> **Work required**
Leave the pictures behind and repeat all the entries exactly.

> **Records for the exercise**
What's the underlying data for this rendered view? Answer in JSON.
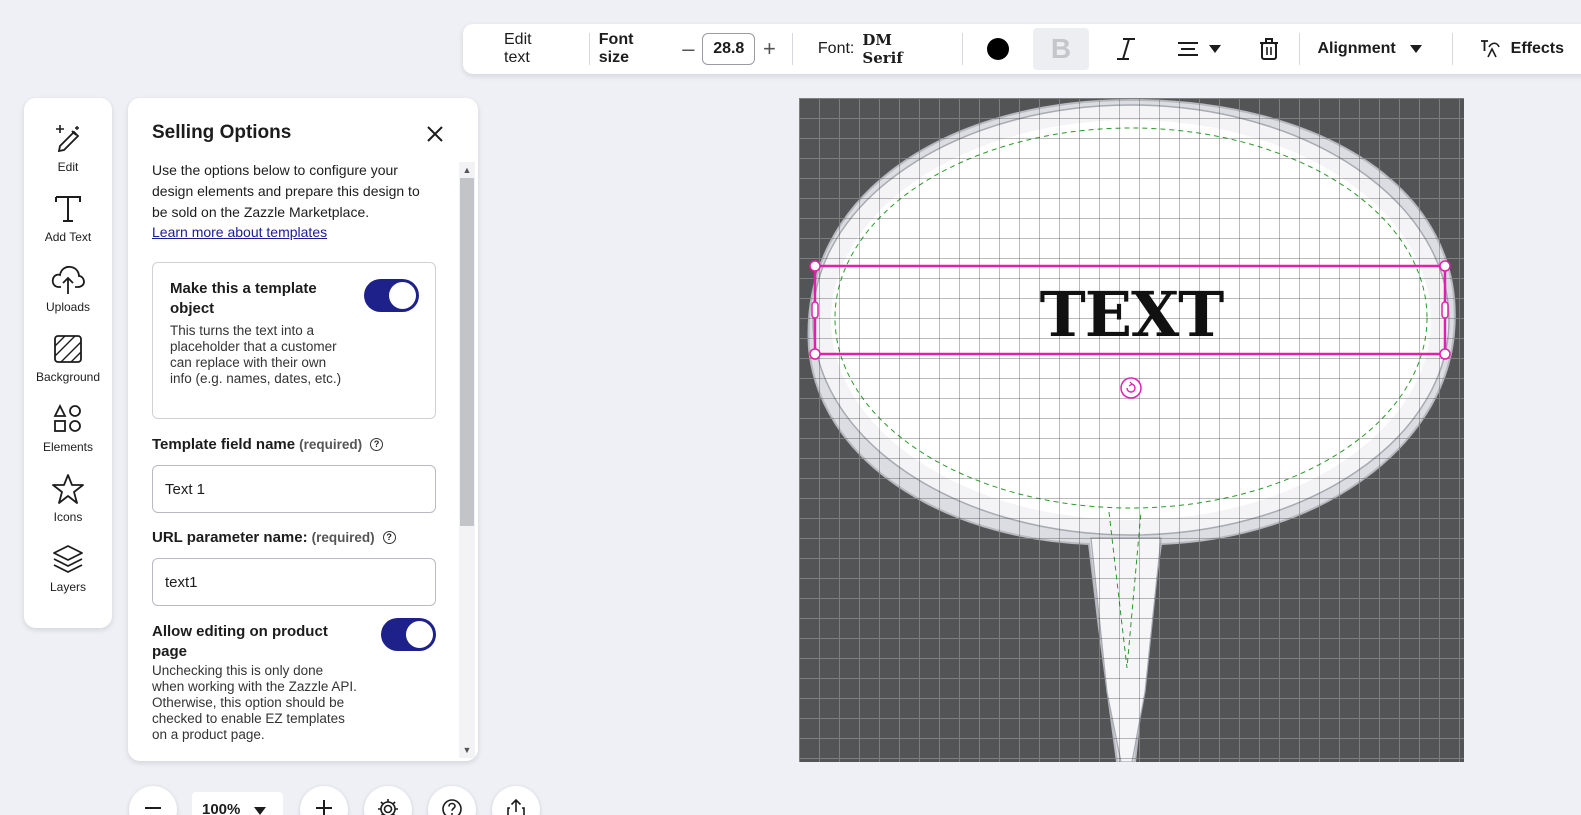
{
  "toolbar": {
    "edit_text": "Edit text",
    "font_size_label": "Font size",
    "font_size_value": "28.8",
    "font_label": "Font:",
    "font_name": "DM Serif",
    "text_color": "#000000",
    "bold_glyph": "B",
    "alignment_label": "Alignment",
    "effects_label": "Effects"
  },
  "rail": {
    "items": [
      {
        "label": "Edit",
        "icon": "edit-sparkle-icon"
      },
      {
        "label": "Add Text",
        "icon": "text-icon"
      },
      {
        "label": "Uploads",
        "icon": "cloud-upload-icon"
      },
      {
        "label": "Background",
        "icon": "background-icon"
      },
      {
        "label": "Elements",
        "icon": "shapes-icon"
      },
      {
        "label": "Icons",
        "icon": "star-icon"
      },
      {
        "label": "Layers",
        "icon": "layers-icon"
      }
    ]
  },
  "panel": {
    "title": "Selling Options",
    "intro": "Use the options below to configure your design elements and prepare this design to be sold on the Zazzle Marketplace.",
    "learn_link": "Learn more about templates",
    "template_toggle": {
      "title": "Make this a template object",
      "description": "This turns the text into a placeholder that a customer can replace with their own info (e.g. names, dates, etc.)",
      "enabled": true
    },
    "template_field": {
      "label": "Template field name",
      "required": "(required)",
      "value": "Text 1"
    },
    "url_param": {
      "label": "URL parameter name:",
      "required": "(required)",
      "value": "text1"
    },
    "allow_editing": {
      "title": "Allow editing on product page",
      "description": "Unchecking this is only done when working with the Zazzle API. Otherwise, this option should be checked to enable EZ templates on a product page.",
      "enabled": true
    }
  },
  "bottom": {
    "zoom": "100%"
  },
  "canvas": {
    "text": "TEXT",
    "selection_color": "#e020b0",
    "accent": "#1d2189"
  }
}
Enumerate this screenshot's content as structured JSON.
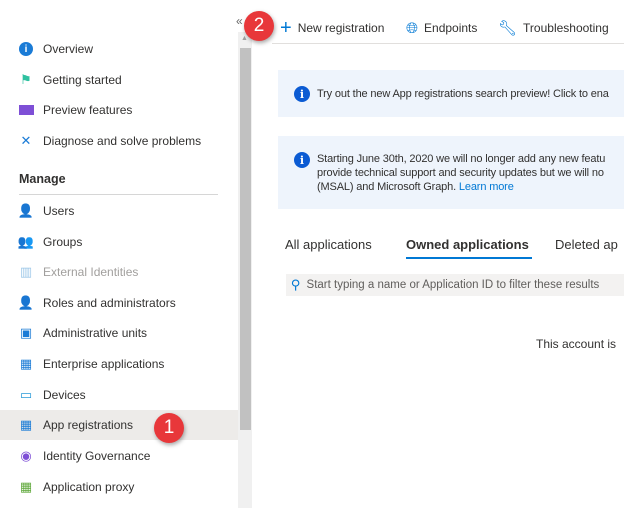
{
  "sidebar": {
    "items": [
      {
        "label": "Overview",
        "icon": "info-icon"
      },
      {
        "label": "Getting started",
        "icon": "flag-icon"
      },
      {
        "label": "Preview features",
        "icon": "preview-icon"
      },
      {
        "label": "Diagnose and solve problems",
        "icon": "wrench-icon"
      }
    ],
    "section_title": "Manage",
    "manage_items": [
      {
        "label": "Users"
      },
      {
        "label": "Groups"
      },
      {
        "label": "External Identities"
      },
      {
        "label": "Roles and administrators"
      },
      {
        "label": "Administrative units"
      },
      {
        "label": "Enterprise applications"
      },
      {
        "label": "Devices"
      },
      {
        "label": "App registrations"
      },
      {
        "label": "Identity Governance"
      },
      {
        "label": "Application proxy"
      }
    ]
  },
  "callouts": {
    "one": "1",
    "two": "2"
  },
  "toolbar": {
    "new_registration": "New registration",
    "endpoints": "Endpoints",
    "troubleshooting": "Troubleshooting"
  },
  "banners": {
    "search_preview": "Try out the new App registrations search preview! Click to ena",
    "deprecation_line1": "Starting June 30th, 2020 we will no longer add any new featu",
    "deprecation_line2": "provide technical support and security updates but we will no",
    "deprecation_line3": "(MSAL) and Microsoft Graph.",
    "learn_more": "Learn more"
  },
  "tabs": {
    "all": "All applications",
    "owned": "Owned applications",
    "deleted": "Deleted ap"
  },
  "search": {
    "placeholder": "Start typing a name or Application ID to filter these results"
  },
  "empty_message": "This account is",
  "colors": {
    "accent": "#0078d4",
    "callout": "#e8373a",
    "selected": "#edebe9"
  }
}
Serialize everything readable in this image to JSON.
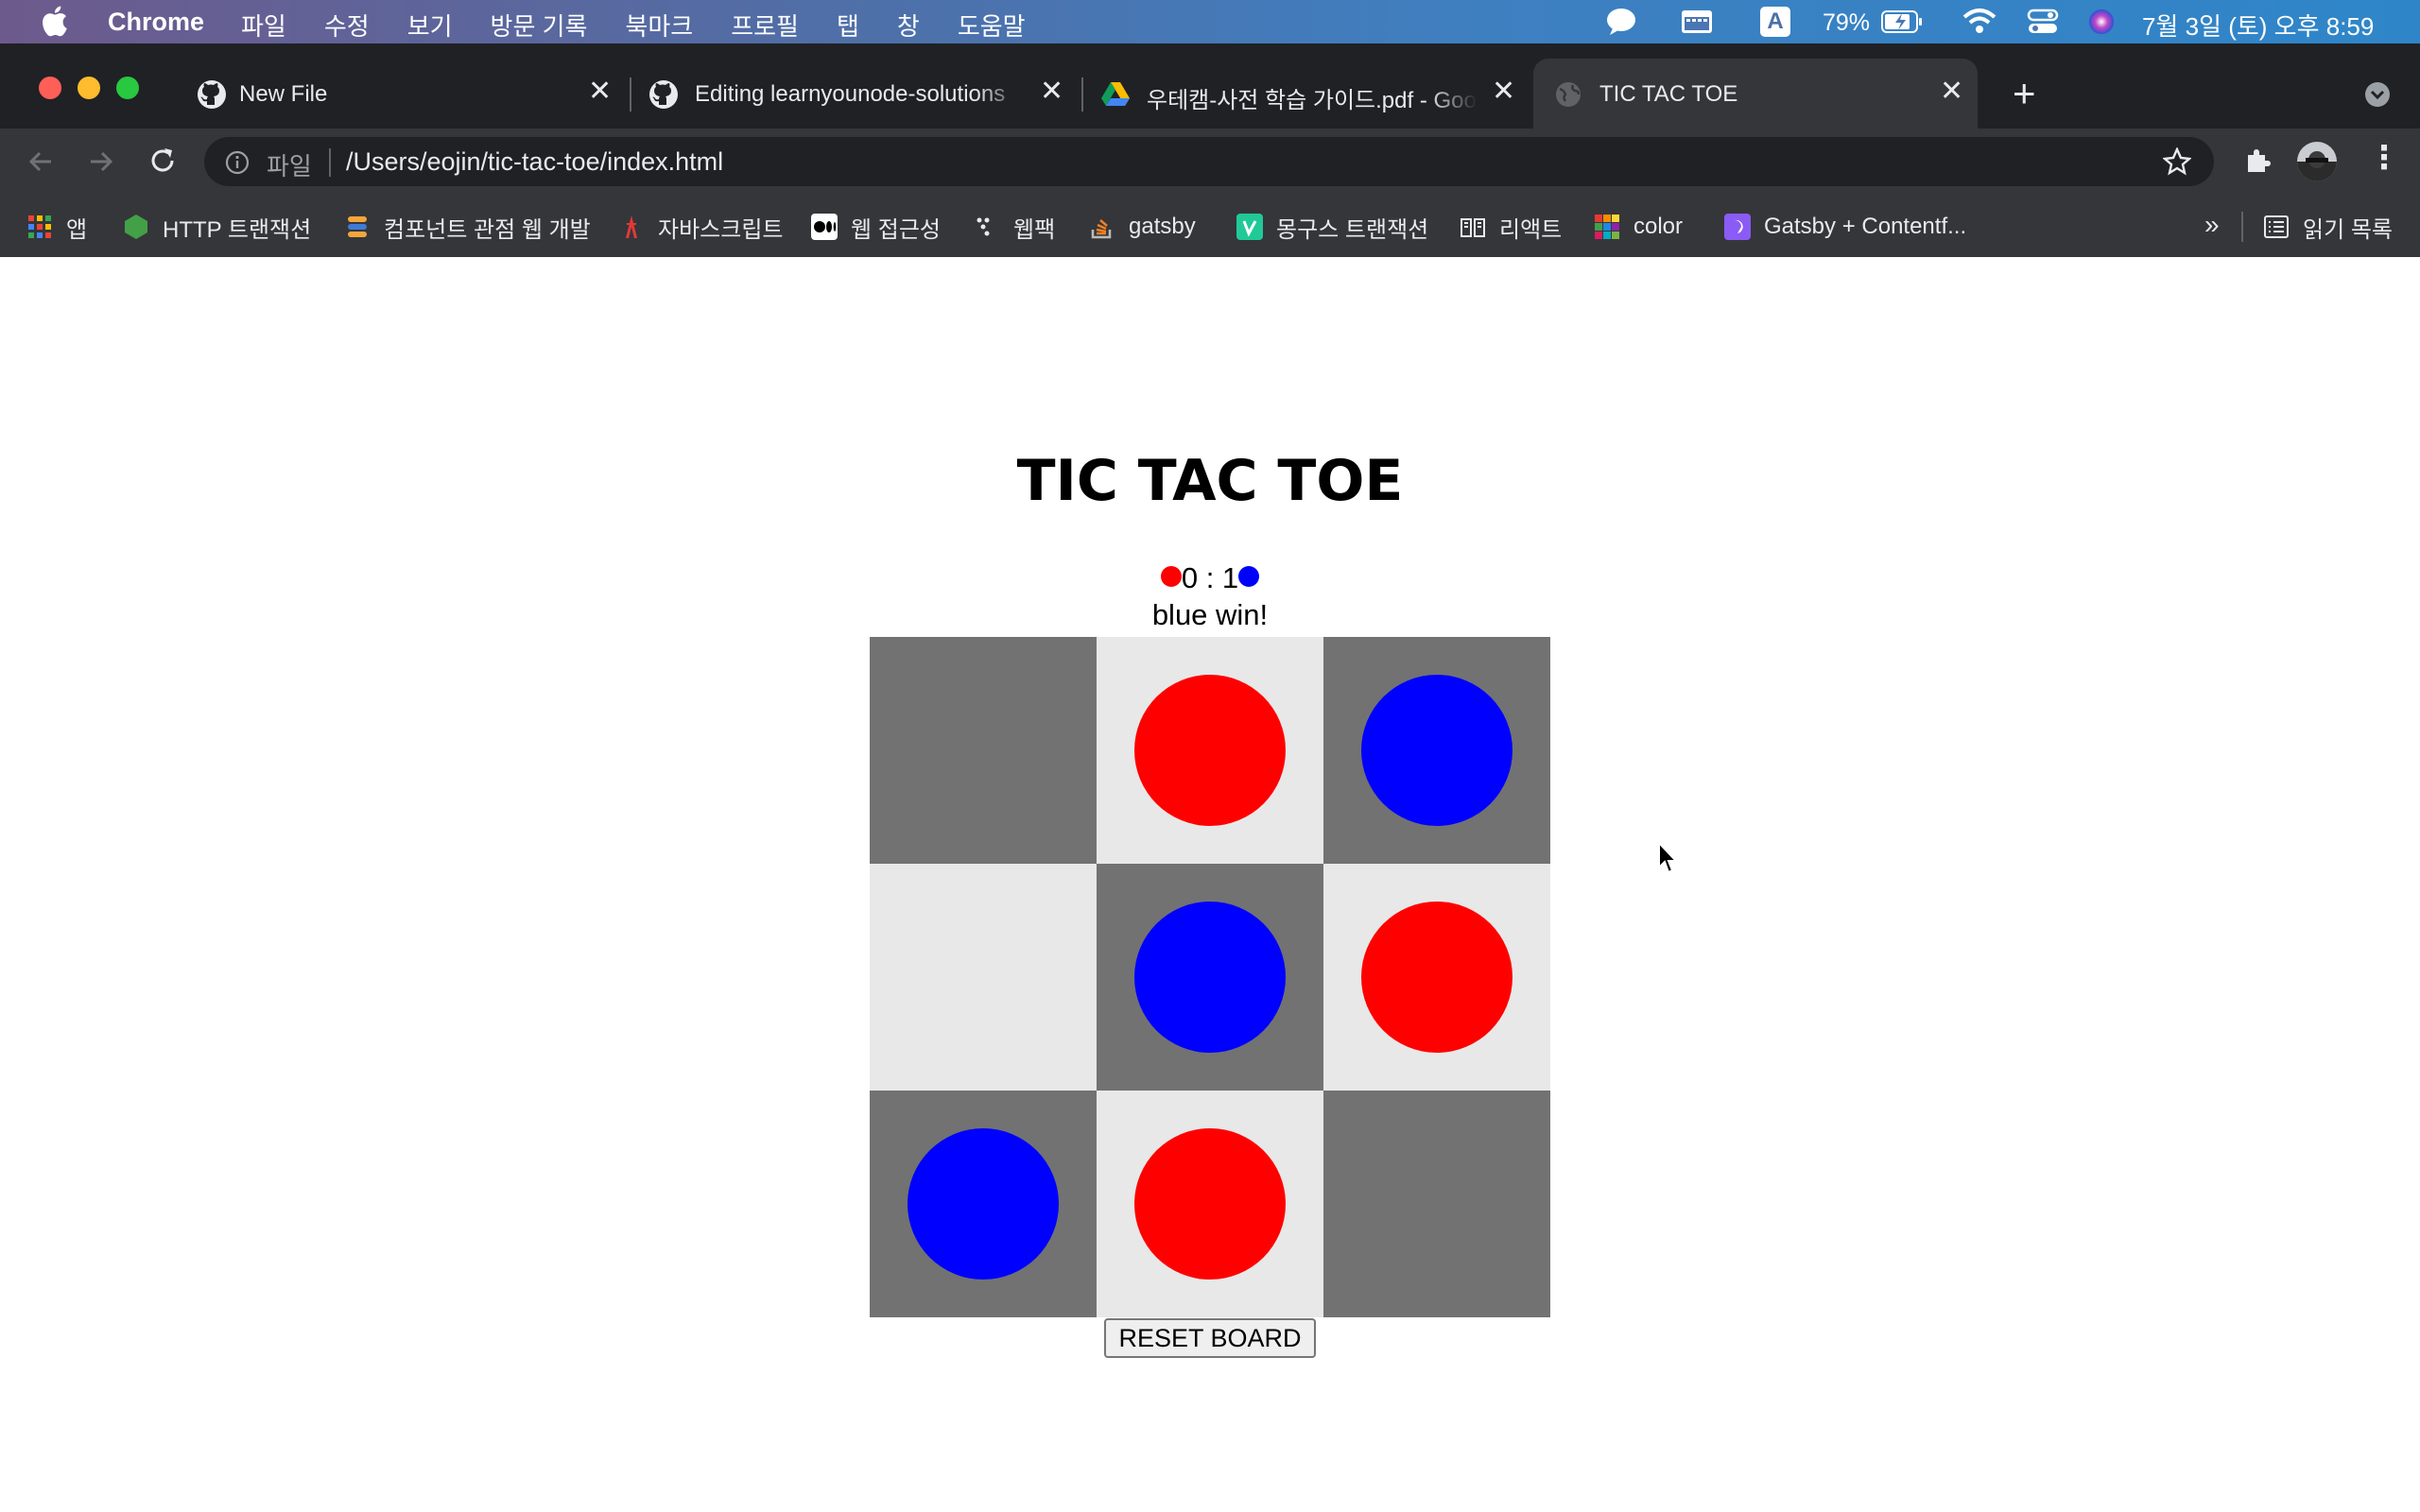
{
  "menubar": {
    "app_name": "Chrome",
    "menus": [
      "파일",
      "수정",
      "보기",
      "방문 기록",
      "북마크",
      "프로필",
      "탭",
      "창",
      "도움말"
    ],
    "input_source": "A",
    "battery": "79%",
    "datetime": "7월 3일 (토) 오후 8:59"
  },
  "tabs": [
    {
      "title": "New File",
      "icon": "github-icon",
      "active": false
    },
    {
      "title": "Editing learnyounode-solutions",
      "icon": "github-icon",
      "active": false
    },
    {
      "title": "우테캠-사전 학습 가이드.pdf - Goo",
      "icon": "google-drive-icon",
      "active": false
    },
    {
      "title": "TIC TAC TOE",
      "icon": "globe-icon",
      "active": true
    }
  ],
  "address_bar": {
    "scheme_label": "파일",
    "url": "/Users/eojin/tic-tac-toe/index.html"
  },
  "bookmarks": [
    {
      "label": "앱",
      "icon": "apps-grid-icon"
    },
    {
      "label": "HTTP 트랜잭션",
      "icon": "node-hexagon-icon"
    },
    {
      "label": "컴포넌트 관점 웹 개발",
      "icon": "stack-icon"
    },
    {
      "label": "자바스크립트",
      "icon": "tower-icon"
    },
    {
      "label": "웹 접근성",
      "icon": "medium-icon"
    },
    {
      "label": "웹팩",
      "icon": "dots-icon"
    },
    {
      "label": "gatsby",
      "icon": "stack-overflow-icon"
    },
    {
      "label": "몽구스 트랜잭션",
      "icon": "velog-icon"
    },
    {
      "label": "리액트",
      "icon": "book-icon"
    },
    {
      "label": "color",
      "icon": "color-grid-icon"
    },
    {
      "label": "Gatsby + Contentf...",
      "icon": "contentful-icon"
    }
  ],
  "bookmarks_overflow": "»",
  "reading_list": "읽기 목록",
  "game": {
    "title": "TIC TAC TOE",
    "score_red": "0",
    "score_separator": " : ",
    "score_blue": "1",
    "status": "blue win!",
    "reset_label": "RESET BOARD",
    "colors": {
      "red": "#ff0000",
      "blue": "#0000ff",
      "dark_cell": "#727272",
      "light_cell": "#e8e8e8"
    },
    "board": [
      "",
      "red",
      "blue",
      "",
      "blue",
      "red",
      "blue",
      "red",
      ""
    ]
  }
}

> **Solution to this exercise**
What's the underlying data for this rendered view? Answer in JSON.
{
  "toolbar": {
    "edit_text": "Edit text",
    "font_size_label": "Font size",
    "font_size_value": "28.8",
    "font_label": "Font:",
    "font_name": "DM Serif",
    "text_color": "#000000",
    "bold_glyph": "B",
    "alignment_label": "Alignment",
    "effects_label": "Effects"
  },
  "rail": {
    "items": [
      {
        "label": "Edit",
        "icon": "edit-sparkle-icon"
      },
      {
        "label": "Add Text",
        "icon": "text-icon"
      },
      {
        "label": "Uploads",
        "icon": "cloud-upload-icon"
      },
      {
        "label": "Background",
        "icon": "background-icon"
      },
      {
        "label": "Elements",
        "icon": "shapes-icon"
      },
      {
        "label": "Icons",
        "icon": "star-icon"
      },
      {
        "label": "Layers",
        "icon": "layers-icon"
      }
    ]
  },
  "panel": {
    "title": "Selling Options",
    "intro": "Use the options below to configure your design elements and prepare this design to be sold on the Zazzle Marketplace.",
    "learn_link": "Learn more about templates",
    "template_toggle": {
      "title": "Make this a template object",
      "description": "This turns the text into a placeholder that a customer can replace with their own info (e.g. names, dates, etc.)",
      "enabled": true
    },
    "template_field": {
      "label": "Template field name",
      "required": "(required)",
      "value": "Text 1"
    },
    "url_param": {
      "label": "URL parameter name:",
      "required": "(required)",
      "value": "text1"
    },
    "allow_editing": {
      "title": "Allow editing on product page",
      "description": "Unchecking this is only done when working with the Zazzle API. Otherwise, this option should be checked to enable EZ templates on a product page.",
      "enabled": true
    }
  },
  "bottom": {
    "zoom": "100%"
  },
  "canvas": {
    "text": "TEXT",
    "selection_color": "#e020b0",
    "accent": "#1d2189"
  }
}
Enumerate this screenshot's content as structured JSON.
{
  "sidebar": {
    "items": [
      {
        "label": "Overview",
        "icon": "info-icon"
      },
      {
        "label": "Getting started",
        "icon": "flag-icon"
      },
      {
        "label": "Preview features",
        "icon": "preview-icon"
      },
      {
        "label": "Diagnose and solve problems",
        "icon": "wrench-icon"
      }
    ],
    "section_title": "Manage",
    "manage_items": [
      {
        "label": "Users"
      },
      {
        "label": "Groups"
      },
      {
        "label": "External Identities"
      },
      {
        "label": "Roles and administrators"
      },
      {
        "label": "Administrative units"
      },
      {
        "label": "Enterprise applications"
      },
      {
        "label": "Devices"
      },
      {
        "label": "App registrations"
      },
      {
        "label": "Identity Governance"
      },
      {
        "label": "Application proxy"
      }
    ]
  },
  "callouts": {
    "one": "1",
    "two": "2"
  },
  "toolbar": {
    "new_registration": "New registration",
    "endpoints": "Endpoints",
    "troubleshooting": "Troubleshooting"
  },
  "banners": {
    "search_preview": "Try out the new App registrations search preview! Click to ena",
    "deprecation_line1": "Starting June 30th, 2020 we will no longer add any new featu",
    "deprecation_line2": "provide technical support and security updates but we will no",
    "deprecation_line3": "(MSAL) and Microsoft Graph.",
    "learn_more": "Learn more"
  },
  "tabs": {
    "all": "All applications",
    "owned": "Owned applications",
    "deleted": "Deleted ap"
  },
  "search": {
    "placeholder": "Start typing a name or Application ID to filter these results"
  },
  "empty_message": "This account is",
  "colors": {
    "accent": "#0078d4",
    "callout": "#e8373a",
    "selected": "#edebe9"
  }
}
Serialize everything readable in this image to JSON.
{
  "menubar": {
    "app_name": "Chrome",
    "menus": [
      "파일",
      "수정",
      "보기",
      "방문 기록",
      "북마크",
      "프로필",
      "탭",
      "창",
      "도움말"
    ],
    "input_source": "A",
    "battery": "79%",
    "datetime": "7월 3일 (토) 오후 8:59"
  },
  "tabs": [
    {
      "title": "New File",
      "icon": "github-icon",
      "active": false
    },
    {
      "title": "Editing learnyounode-solutions",
      "icon": "github-icon",
      "active": false
    },
    {
      "title": "우테캠-사전 학습 가이드.pdf - Goo",
      "icon": "google-drive-icon",
      "active": false
    },
    {
      "title": "TIC TAC TOE",
      "icon": "globe-icon",
      "active": true
    }
  ],
  "address_bar": {
    "scheme_label": "파일",
    "url": "/Users/eojin/tic-tac-toe/index.html"
  },
  "bookmarks": [
    {
      "label": "앱",
      "icon": "apps-grid-icon"
    },
    {
      "label": "HTTP 트랜잭션",
      "icon": "node-hexagon-icon"
    },
    {
      "label": "컴포넌트 관점 웹 개발",
      "icon": "stack-icon"
    },
    {
      "label": "자바스크립트",
      "icon": "tower-icon"
    },
    {
      "label": "웹 접근성",
      "icon": "medium-icon"
    },
    {
      "label": "웹팩",
      "icon": "dots-icon"
    },
    {
      "label": "gatsby",
      "icon": "stack-overflow-icon"
    },
    {
      "label": "몽구스 트랜잭션",
      "icon": "velog-icon"
    },
    {
      "label": "리액트",
      "icon": "book-icon"
    },
    {
      "label": "color",
      "icon": "color-grid-icon"
    },
    {
      "label": "Gatsby + Contentf...",
      "icon": "contentful-icon"
    }
  ],
  "bookmarks_overflow": "»",
  "reading_list": "읽기 목록",
  "game": {
    "title": "TIC TAC TOE",
    "score_red": "0",
    "score_separator": " : ",
    "score_blue": "1",
    "status": "blue win!",
    "reset_label": "RESET BOARD",
    "colors": {
      "red": "#ff0000",
      "blue": "#0000ff",
      "dark_cell": "#727272",
      "light_cell": "#e8e8e8"
    },
    "board": [
      "",
      "red",
      "blue",
      "",
      "blue",
      "red",
      "blue",
      "red",
      ""
    ]
  }
}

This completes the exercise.